* **Dataset**
··········
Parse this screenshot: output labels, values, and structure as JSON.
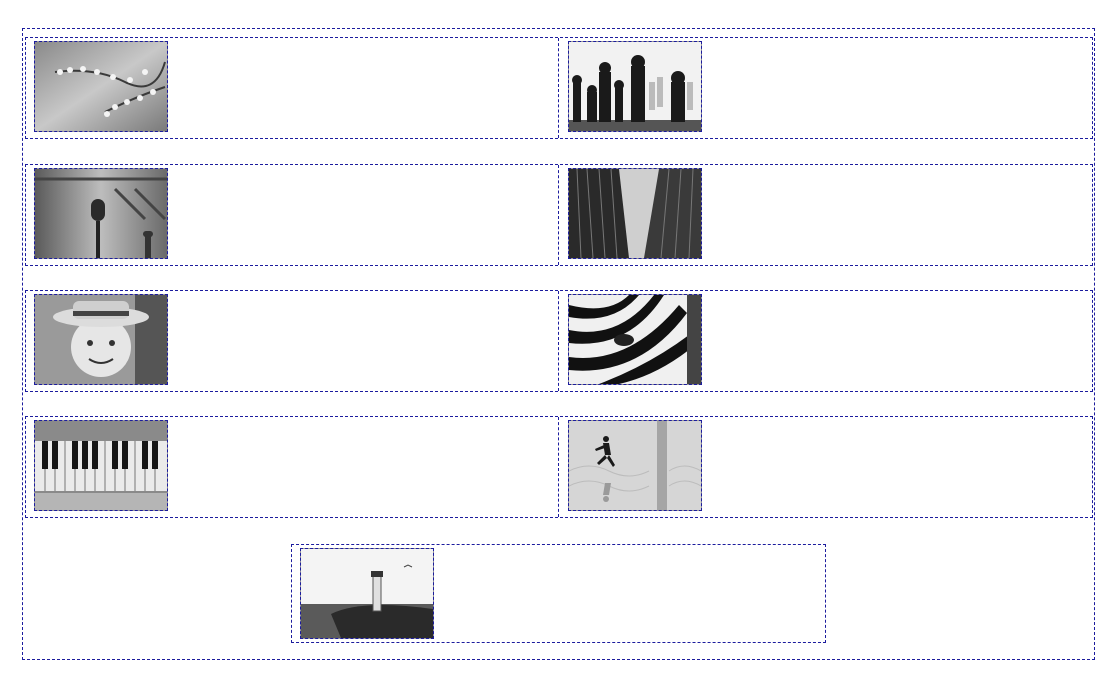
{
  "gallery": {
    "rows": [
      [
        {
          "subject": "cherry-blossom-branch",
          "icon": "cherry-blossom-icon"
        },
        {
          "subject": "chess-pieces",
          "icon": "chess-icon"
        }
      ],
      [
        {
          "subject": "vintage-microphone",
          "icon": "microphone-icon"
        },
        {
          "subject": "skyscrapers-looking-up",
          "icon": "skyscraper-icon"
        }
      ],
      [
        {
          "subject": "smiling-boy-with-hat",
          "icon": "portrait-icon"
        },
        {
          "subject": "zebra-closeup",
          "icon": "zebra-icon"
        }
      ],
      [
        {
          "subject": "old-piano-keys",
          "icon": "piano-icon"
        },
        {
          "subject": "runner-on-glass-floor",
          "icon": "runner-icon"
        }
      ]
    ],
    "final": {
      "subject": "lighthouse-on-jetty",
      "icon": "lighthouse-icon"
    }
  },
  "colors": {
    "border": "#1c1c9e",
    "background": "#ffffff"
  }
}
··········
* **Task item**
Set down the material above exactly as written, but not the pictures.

* **Response for this exercise**
Parse this screenshot: output labels, values, and structure as JSON.
{
  "gallery": {
    "rows": [
      [
        {
          "subject": "cherry-blossom-branch",
          "icon": "cherry-blossom-icon"
        },
        {
          "subject": "chess-pieces",
          "icon": "chess-icon"
        }
      ],
      [
        {
          "subject": "vintage-microphone",
          "icon": "microphone-icon"
        },
        {
          "subject": "skyscrapers-looking-up",
          "icon": "skyscraper-icon"
        }
      ],
      [
        {
          "subject": "smiling-boy-with-hat",
          "icon": "portrait-icon"
        },
        {
          "subject": "zebra-closeup",
          "icon": "zebra-icon"
        }
      ],
      [
        {
          "subject": "old-piano-keys",
          "icon": "piano-icon"
        },
        {
          "subject": "runner-on-glass-floor",
          "icon": "runner-icon"
        }
      ]
    ],
    "final": {
      "subject": "lighthouse-on-jetty",
      "icon": "lighthouse-icon"
    }
  },
  "colors": {
    "border": "#1c1c9e",
    "background": "#ffffff"
  }
}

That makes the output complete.